* **WHAT IS REQUIRED**: Among the lines below, count those with the word "rest". Answer with the number only.

Data records for software interfaces:

-------

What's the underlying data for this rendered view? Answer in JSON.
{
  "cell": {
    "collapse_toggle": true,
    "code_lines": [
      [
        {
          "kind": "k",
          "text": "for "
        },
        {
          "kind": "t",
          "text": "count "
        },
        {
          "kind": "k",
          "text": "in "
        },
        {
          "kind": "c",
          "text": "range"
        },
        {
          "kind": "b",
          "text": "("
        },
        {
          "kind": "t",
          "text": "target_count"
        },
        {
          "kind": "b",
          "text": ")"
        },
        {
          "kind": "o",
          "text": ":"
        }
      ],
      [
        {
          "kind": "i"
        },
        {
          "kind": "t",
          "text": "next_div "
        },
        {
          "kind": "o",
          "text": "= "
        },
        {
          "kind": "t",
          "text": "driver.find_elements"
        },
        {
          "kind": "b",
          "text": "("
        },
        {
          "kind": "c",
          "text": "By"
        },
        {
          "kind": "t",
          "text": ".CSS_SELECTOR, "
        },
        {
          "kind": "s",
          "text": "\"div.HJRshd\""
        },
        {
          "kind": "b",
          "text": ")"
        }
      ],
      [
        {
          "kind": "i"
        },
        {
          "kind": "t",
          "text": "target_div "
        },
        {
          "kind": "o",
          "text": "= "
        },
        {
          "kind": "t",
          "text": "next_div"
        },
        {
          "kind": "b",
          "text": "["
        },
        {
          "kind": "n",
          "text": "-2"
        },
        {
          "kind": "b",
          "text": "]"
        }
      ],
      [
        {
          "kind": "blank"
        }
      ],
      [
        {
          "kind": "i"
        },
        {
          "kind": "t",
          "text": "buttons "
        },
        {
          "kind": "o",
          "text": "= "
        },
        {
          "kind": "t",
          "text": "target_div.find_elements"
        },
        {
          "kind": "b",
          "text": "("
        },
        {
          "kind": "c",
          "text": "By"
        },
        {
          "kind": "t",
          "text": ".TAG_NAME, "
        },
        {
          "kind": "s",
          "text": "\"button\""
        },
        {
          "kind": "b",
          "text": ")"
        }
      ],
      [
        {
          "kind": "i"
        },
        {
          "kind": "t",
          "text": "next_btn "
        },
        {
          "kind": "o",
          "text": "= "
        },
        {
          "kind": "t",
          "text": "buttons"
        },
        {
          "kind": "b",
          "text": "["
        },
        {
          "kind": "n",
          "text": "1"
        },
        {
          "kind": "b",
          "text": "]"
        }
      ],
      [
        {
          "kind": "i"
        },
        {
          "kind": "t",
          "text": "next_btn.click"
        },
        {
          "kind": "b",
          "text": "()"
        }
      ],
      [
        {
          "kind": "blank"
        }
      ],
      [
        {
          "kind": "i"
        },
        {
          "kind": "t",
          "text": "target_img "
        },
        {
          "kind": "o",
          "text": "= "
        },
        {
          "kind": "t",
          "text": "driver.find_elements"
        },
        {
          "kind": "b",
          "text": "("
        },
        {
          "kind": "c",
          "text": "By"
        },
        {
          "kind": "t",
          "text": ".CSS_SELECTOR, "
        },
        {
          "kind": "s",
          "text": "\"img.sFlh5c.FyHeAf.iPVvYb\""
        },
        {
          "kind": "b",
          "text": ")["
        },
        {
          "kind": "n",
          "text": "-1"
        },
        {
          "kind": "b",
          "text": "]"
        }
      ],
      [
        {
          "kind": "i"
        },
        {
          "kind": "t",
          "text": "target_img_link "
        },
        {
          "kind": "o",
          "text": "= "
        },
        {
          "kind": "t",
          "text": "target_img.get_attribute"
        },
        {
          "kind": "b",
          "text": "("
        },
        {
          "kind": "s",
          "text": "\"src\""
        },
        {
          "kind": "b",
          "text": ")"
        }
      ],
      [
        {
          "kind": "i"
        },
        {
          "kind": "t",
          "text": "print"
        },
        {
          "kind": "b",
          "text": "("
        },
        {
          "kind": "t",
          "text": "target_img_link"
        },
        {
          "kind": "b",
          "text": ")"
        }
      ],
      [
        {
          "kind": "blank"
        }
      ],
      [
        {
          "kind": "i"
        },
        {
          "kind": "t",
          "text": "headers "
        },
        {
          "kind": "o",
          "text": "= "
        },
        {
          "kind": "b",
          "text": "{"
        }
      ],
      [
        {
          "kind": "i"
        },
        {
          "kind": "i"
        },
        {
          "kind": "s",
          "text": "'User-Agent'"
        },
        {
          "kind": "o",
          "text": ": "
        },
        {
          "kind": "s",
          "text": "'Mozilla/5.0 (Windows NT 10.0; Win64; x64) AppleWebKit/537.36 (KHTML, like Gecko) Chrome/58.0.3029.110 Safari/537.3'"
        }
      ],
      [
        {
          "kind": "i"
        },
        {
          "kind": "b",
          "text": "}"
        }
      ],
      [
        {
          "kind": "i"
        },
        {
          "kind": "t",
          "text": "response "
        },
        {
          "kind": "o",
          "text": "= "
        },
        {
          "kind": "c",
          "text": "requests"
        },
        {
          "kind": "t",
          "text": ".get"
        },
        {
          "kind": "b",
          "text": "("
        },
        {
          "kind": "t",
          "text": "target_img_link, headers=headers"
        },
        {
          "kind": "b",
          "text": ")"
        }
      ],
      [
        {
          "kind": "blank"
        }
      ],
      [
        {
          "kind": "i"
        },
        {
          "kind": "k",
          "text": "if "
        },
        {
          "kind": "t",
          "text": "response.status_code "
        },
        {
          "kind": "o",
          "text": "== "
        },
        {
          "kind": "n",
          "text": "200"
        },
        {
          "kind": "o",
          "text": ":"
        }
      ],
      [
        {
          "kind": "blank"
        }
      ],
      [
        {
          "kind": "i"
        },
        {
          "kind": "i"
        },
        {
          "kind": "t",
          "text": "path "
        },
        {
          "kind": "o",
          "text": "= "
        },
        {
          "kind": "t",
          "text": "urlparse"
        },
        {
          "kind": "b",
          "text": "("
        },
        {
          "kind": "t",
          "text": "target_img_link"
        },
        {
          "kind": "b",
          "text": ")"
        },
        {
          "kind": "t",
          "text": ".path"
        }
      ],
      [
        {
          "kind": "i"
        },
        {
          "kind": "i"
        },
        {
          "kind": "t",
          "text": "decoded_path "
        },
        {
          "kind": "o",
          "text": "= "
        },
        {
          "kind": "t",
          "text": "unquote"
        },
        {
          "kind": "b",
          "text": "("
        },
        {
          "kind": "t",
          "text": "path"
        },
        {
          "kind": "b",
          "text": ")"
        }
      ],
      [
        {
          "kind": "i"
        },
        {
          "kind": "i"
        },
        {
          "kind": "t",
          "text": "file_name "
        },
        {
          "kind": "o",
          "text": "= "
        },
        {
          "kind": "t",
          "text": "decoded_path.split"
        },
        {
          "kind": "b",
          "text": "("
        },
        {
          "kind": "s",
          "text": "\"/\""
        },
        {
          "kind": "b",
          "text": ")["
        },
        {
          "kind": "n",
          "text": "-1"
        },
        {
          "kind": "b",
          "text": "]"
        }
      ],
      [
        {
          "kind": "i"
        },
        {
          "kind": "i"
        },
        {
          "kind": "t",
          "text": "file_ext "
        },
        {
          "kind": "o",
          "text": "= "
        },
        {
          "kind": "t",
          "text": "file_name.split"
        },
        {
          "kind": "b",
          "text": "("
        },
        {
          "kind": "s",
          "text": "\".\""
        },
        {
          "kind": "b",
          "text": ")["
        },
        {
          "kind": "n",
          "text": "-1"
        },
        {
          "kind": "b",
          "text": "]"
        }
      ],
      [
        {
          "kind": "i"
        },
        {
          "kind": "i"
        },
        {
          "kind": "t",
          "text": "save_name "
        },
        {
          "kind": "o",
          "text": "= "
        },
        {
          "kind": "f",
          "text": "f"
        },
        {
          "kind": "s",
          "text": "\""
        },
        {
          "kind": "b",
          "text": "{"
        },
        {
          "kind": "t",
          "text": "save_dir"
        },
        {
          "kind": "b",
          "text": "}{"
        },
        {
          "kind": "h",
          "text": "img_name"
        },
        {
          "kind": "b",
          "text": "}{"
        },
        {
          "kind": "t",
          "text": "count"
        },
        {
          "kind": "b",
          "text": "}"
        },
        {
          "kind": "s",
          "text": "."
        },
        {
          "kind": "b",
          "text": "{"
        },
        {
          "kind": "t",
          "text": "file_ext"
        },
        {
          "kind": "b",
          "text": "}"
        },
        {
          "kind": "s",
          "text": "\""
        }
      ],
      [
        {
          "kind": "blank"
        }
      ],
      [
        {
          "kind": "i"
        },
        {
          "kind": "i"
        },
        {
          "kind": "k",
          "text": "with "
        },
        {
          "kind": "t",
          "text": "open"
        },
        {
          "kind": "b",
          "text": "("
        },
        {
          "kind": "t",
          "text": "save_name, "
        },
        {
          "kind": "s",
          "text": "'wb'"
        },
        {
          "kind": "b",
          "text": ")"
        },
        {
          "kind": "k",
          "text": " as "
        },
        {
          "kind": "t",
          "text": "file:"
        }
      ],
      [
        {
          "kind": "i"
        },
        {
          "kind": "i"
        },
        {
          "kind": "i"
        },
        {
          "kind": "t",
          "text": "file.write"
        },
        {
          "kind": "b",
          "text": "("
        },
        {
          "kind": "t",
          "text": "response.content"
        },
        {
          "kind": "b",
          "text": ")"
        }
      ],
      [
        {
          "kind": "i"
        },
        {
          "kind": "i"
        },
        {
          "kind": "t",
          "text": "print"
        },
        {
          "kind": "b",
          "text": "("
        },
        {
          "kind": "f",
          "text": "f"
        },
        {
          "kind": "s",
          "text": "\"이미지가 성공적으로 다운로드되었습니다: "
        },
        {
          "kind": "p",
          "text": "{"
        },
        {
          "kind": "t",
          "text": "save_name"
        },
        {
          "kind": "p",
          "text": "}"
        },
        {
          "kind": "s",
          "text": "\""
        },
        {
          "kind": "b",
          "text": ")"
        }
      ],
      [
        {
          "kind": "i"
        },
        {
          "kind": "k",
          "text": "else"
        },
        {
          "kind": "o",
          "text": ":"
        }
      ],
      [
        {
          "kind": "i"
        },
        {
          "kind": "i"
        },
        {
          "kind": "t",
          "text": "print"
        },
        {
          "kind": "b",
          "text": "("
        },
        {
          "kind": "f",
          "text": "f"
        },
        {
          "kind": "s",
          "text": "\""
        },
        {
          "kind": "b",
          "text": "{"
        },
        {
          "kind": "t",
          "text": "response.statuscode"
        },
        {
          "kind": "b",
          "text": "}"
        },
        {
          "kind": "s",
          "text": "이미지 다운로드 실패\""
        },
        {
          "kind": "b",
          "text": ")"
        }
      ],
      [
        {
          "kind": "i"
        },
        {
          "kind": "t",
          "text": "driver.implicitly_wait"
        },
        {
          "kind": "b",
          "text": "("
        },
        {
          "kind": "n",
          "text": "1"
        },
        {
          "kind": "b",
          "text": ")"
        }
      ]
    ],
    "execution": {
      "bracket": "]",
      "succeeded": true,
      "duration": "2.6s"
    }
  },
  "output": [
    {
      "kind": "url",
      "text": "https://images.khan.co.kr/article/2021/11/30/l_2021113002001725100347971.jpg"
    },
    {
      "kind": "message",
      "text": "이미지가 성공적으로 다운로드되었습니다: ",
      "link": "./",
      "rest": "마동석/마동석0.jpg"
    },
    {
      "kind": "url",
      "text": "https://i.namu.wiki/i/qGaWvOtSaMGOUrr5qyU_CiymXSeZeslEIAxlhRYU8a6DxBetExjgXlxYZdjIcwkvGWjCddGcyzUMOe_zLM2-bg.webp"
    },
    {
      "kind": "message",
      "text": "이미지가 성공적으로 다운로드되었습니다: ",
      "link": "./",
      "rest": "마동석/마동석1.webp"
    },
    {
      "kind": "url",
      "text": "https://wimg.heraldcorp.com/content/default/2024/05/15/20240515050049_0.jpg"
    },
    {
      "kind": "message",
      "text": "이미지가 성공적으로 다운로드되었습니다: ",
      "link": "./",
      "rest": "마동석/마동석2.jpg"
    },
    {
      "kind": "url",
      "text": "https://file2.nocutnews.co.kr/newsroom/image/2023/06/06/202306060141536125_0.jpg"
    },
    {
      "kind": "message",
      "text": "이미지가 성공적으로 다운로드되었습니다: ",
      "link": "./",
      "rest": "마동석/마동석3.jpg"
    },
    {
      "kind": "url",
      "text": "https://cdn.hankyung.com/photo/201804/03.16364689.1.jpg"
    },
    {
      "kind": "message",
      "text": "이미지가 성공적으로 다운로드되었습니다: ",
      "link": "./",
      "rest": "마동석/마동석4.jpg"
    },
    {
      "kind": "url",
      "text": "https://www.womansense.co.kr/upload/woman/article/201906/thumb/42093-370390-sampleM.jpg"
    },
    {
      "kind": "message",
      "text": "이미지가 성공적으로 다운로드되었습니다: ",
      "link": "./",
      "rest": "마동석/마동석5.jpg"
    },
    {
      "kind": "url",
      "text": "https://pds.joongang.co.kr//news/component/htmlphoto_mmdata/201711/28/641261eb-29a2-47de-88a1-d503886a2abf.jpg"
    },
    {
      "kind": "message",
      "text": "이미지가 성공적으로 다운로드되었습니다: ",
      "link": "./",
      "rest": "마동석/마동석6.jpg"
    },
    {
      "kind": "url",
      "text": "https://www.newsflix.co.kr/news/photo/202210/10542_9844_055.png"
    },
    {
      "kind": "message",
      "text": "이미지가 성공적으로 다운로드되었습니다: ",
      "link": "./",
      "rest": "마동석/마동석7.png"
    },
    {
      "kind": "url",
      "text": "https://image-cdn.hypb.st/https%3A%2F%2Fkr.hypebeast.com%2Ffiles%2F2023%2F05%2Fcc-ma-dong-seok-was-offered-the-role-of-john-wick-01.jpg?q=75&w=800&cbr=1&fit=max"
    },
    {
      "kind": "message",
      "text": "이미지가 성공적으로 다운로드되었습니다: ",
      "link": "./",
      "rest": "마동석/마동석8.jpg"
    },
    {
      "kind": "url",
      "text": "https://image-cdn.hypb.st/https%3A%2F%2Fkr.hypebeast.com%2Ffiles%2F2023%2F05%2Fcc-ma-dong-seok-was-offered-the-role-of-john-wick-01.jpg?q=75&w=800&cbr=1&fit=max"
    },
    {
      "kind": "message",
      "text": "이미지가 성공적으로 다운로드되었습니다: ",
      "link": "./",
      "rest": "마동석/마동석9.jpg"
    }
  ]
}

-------

* **RESPONSE BOX**: 10